# EXERCISE DATA

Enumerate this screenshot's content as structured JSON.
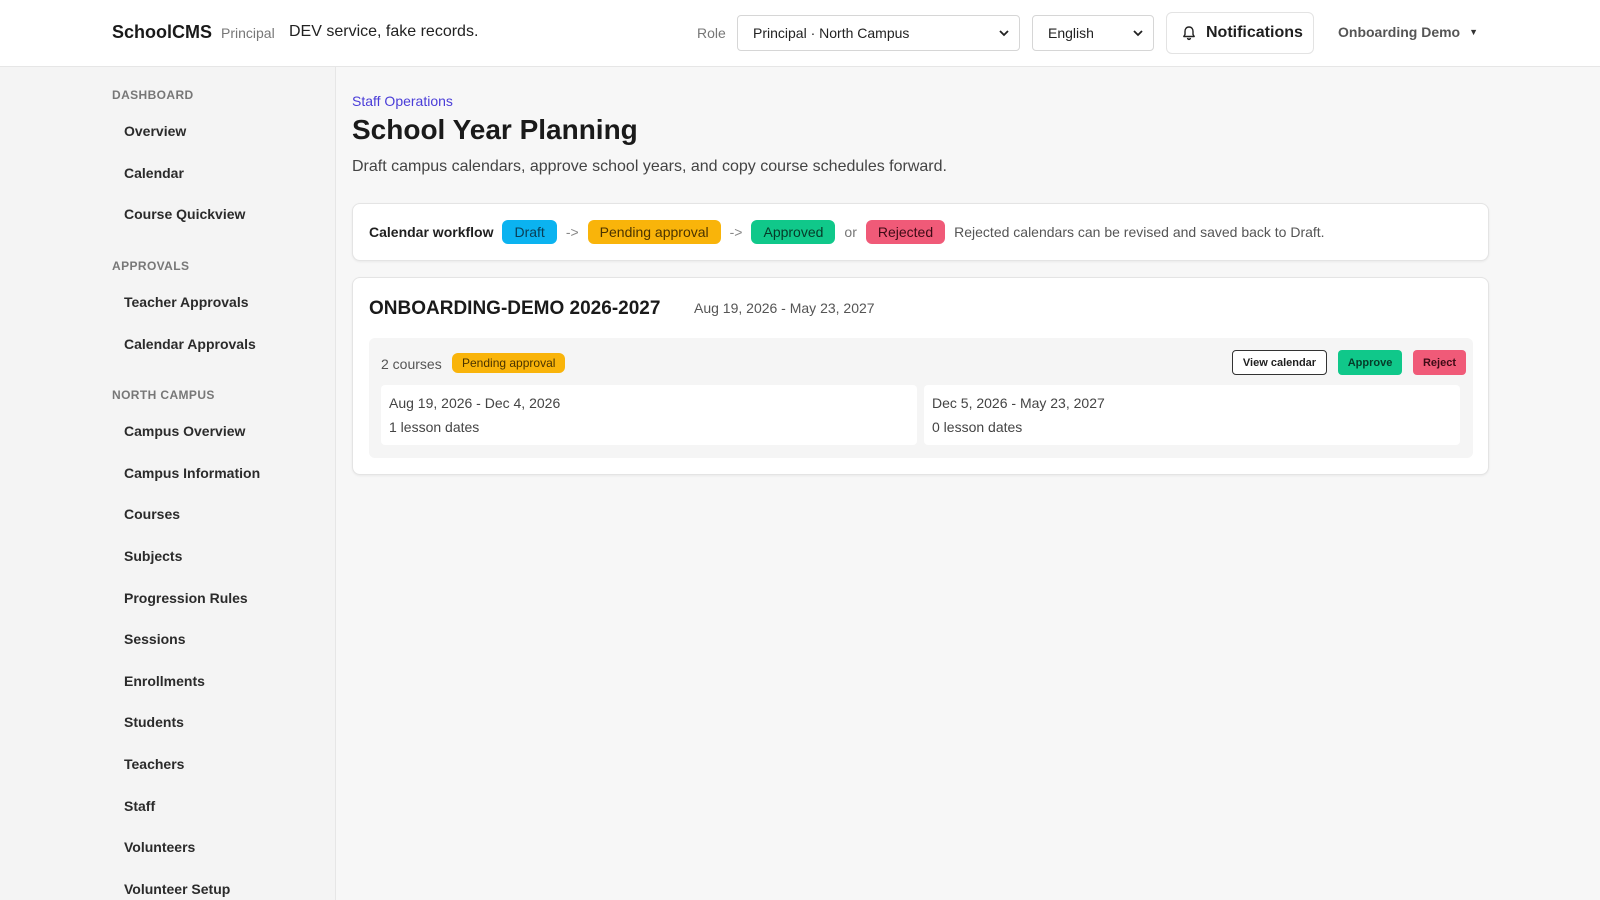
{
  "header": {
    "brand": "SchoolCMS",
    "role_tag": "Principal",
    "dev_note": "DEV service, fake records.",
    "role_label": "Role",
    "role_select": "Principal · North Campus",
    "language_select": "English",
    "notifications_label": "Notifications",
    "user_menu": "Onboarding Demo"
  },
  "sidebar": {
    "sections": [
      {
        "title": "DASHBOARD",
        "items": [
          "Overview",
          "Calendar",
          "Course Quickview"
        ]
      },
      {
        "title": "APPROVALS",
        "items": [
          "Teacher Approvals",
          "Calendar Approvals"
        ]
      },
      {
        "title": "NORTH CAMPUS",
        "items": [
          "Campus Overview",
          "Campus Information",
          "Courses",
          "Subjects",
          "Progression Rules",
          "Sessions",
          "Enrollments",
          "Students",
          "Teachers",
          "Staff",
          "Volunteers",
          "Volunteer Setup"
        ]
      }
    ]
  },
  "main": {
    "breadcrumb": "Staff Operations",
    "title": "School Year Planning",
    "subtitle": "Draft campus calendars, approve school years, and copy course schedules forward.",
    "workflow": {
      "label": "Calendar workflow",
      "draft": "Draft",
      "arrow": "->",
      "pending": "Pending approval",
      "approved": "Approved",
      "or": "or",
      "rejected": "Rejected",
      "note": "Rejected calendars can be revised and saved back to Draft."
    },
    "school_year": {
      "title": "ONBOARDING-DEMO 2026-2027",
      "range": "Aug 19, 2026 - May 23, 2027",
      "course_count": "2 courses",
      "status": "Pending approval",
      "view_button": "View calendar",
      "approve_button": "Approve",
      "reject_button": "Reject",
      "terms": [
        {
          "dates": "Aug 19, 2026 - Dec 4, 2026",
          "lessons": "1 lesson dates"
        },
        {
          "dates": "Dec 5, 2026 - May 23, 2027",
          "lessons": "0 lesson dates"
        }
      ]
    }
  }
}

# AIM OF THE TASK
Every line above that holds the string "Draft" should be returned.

# COMPLETED EXERCISE
    "subtitle": "Draft campus calendars, approve school years, and copy course schedules forward.",
      "draft": "Draft",
      "note": "Rejected calendars can be revised and saved back to Draft."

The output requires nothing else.